No scheduled events.
Current Status: Performing in the area and working on second album "Clap/Collapse," due summer 2004.
Similar to: Aphex Twin, The Postal Service, DNTL
Alt / Indie rock, Electronic / DJ
|No album artwork||Superargo||2003||Independent|
|The Backspace Statement EP||2005|
|Adam Jeffers||Cat dish, Producer, Programming, Sampler|

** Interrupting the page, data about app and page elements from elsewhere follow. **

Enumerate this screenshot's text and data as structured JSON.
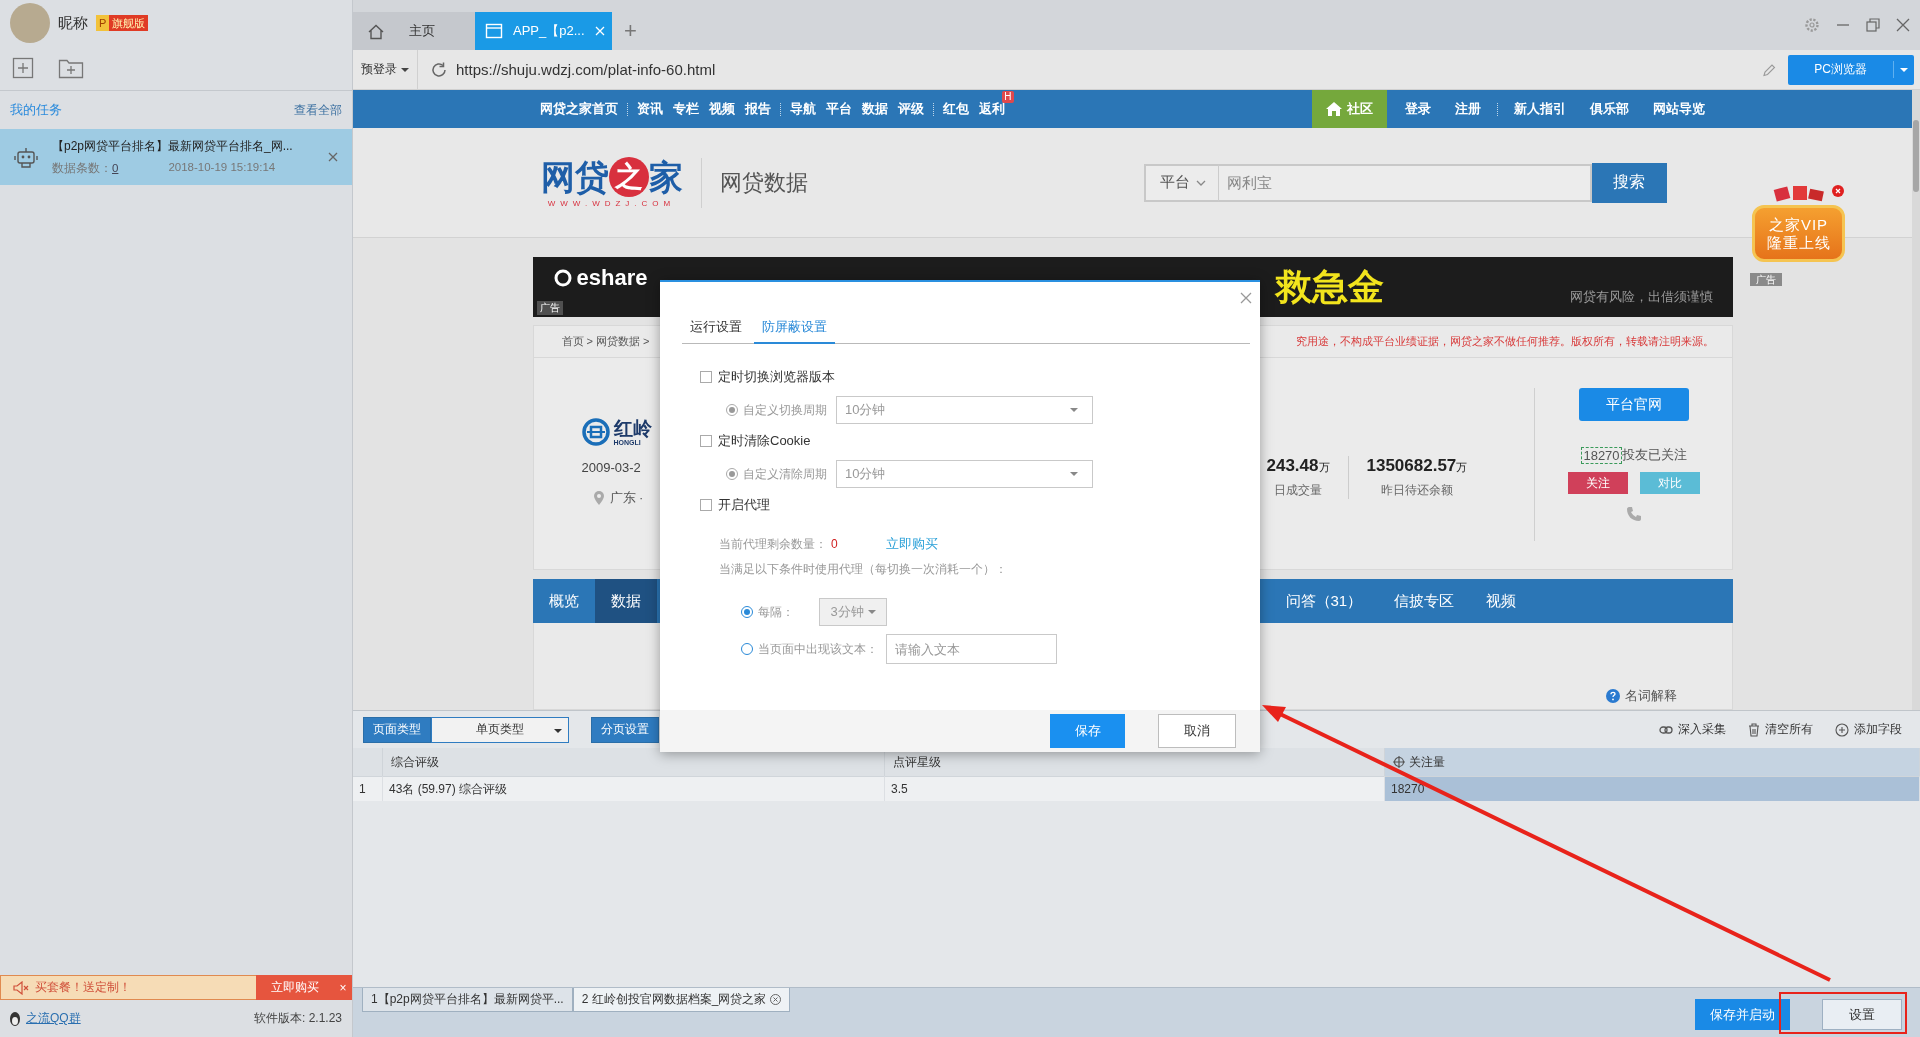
{
  "sidebar": {
    "user": {
      "nickname": "昵称",
      "badge_letter": "P",
      "badge": "旗舰版"
    },
    "tasks_header": {
      "title": "我的任务",
      "link": "查看全部"
    },
    "tasks": [
      {
        "title": "【p2p网贷平台排名】最新网贷平台排名_网...",
        "count_label": "数据条数：",
        "count": "0",
        "time": "2018-10-19 15:19:14",
        "selected": true
      }
    ],
    "promo": {
      "text": "买套餐！送定制！",
      "button": "立即购买",
      "close": "×"
    },
    "footer": {
      "link": "之流QQ群",
      "version": "软件版本: 2.1.23"
    }
  },
  "browser": {
    "tabs": [
      {
        "kind": "home",
        "label": "主页",
        "selected": false
      },
      {
        "kind": "page",
        "label": "APP_【p2...",
        "selected": true
      }
    ],
    "new_tab": "+",
    "address_bar": {
      "login": "预登录",
      "url": "https://shuju.wdzj.com/plat-info-60.html",
      "mode_button": "PC浏览器"
    }
  },
  "page": {
    "nav": {
      "left_groups": [
        [
          {
            "label": "网贷之家首页"
          }
        ],
        [
          {
            "label": "资讯"
          },
          {
            "label": "专栏"
          },
          {
            "label": "视频"
          },
          {
            "label": "报告"
          }
        ],
        [
          {
            "label": "导航"
          },
          {
            "label": "平台"
          },
          {
            "label": "数据"
          },
          {
            "label": "评级"
          }
        ],
        [
          {
            "label": "红包"
          },
          {
            "label": "返利",
            "badge": "H"
          }
        ]
      ],
      "community": {
        "label": "社区",
        "selected": true
      },
      "right_groups": [
        [
          {
            "label": "登录"
          },
          {
            "label": "注册"
          }
        ],
        [
          {
            "label": "新人指引"
          },
          {
            "label": "俱乐部"
          },
          {
            "label": "网站导览"
          }
        ]
      ]
    },
    "header": {
      "logo_parts": [
        "网贷",
        "之",
        "家"
      ],
      "logo_url": "WWW.WDZJ.COM",
      "section": "网贷数据",
      "search": {
        "scope": "平台",
        "placeholder": "网利宝",
        "button": "搜索"
      }
    },
    "vip_ad": {
      "lines": [
        "之家VIP",
        "隆重上线"
      ],
      "ad_label": "广告"
    },
    "banner": {
      "brand": "eshare",
      "headline": "救急金",
      "notice": "网贷有风险，出借须谨慎",
      "ad_label": "广告"
    },
    "breadcrumb": "首页 > 网贷数据 >",
    "disclaimer": "究用途，不构成平台业绩证据，网贷之家不做任何推荐。版权所有，转载请注明来源。",
    "platform": {
      "name": "红岭",
      "name_en": "HONGLI",
      "date": "2009-03-2",
      "region": "广东 ·",
      "stats": [
        {
          "value": "243.48",
          "unit": "万",
          "label": "日成交量"
        },
        {
          "value": "1350682.57",
          "unit": "万",
          "label": "昨日待还余额"
        }
      ],
      "site_button": "平台官网",
      "followers": "18270",
      "followers_label": "投友已关注",
      "follow_button": "关注",
      "compare_button": "对比"
    },
    "tabs": [
      {
        "label": "概览",
        "selected": false
      },
      {
        "label": "数据",
        "selected": true
      },
      {
        "label": "问答（31）",
        "selected": false
      },
      {
        "label": "信披专区",
        "selected": false
      },
      {
        "label": "视频",
        "selected": false
      }
    ],
    "glossary": "名词解释"
  },
  "collector": {
    "toolbar": {
      "page_type_label": "页面类型",
      "page_type": "单页类型",
      "pagination": "分页设置",
      "actions": [
        {
          "kind": "deep",
          "label": "深入采集"
        },
        {
          "kind": "clear",
          "label": "清空所有"
        },
        {
          "kind": "add",
          "label": "添加字段"
        }
      ]
    },
    "table": {
      "columns": [
        {
          "label": "综合评级",
          "selected": false
        },
        {
          "label": "点评星级",
          "selected": false
        },
        {
          "label": "关注量",
          "selected": true
        }
      ],
      "rows": [
        {
          "index": "1",
          "cells": [
            "43名 (59.97) 综合评级",
            "3.5",
            "18270"
          ]
        }
      ]
    }
  },
  "bottom_bar": {
    "task_tabs": [
      {
        "label": "1【p2p网贷平台排名】最新网贷平...",
        "selected": false
      },
      {
        "label": "2 红岭创投官网数据档案_网贷之家",
        "selected": true
      }
    ],
    "buttons": [
      {
        "kind": "primary",
        "label": "保存并启动"
      },
      {
        "kind": "default",
        "label": "设置"
      }
    ]
  },
  "dialog": {
    "tabs": [
      {
        "label": "运行设置",
        "selected": false
      },
      {
        "label": "防屏蔽设置",
        "selected": true
      }
    ],
    "options": [
      {
        "kind": "checkbox",
        "label": "定时切换浏览器版本",
        "checked": false
      },
      {
        "kind": "period",
        "label": "自定义切换周期",
        "selected": true,
        "disabled": true,
        "value": "10分钟"
      },
      {
        "kind": "checkbox",
        "label": "定时清除Cookie",
        "checked": false
      },
      {
        "kind": "period",
        "label": "自定义清除周期",
        "selected": true,
        "disabled": true,
        "value": "10分钟"
      },
      {
        "kind": "checkbox",
        "label": "开启代理",
        "checked": false
      },
      {
        "kind": "remaining",
        "label": "当前代理剩余数量：",
        "count": "0",
        "link": "立即购买"
      },
      {
        "kind": "note",
        "label": "当满足以下条件时使用代理（每切换一次消耗一个）："
      },
      {
        "kind": "interval",
        "label": "每隔：",
        "selected": true,
        "value": "3分钟"
      },
      {
        "kind": "text_trigger",
        "label": "当页面中出现该文本：",
        "selected": false,
        "placeholder": "请输入文本"
      }
    ],
    "buttons": {
      "save": "保存",
      "cancel": "取消"
    }
  }
}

In June of 2002, I was living at the now-defunct concert venue The Halfway House in Lawrence, KS. My roommate Drew James had been working for a local concert promoter, Jacki Becker, and she needed someone at the last minute to fill an opening slot for an electronic hip-hop musician who was coming through town. Drew told her about me and when she asked me to play, I immediately accepted. I had never tried to play this kind of music live, however, so I was petrified at the thought of it. Nevertheless, I tried to make the best of it. I lugged my desktop computer into the small venue and set up a slide projector which was filled with all sorts of bizarre shots that I had hand-picked from my grandparents' vast archives. I was never asked to do a soundcheck, which I didn't figure would really matter because I could mix everything as I saw fit from the computer. This turned out to be a very bad thing. Somehow, the sound came out all inverted so the drum tracks were missing and the music was mostly buzzy noise. Once that was fixed, my friend Rachel, who was running the slides, informed me that the projector had suddenly stopped working, so she turned it off and sat at a table by the bar. To break my spirit even further, I ended up playing the rest of my set in complete darkness due to the fact that somebody thought it would be a really good idea to turn off all the lights on me midway through the show. It was a really bad night and I promised myself that I wouldn't play again until I was more well prepared for it. I was offered another show two months later. Luckily, this time I was equipped with a laptop, which made setting up a lot easier, and I had prepared a video to be projected during the set, which consisted of b-movie clips and short films I'd made starring The Skullface. The audience for the second show was much smaller than the first one, but were much more responsive, and the set went off without any problems whatsoever. The next bunch of shows followed this same format, until around May of 2003 when I suddenly found myself without a working video projector. To combat this problem, I enlisted The Skullface to help me out in person. Due to his presence, the live Superargo show has become a much more energetic, spontaneous, constantly mutating display of performance art. Only hopefully the entertaining kind and not the pretentious kind. Either way, I've found I'm much more excited to play live shows now.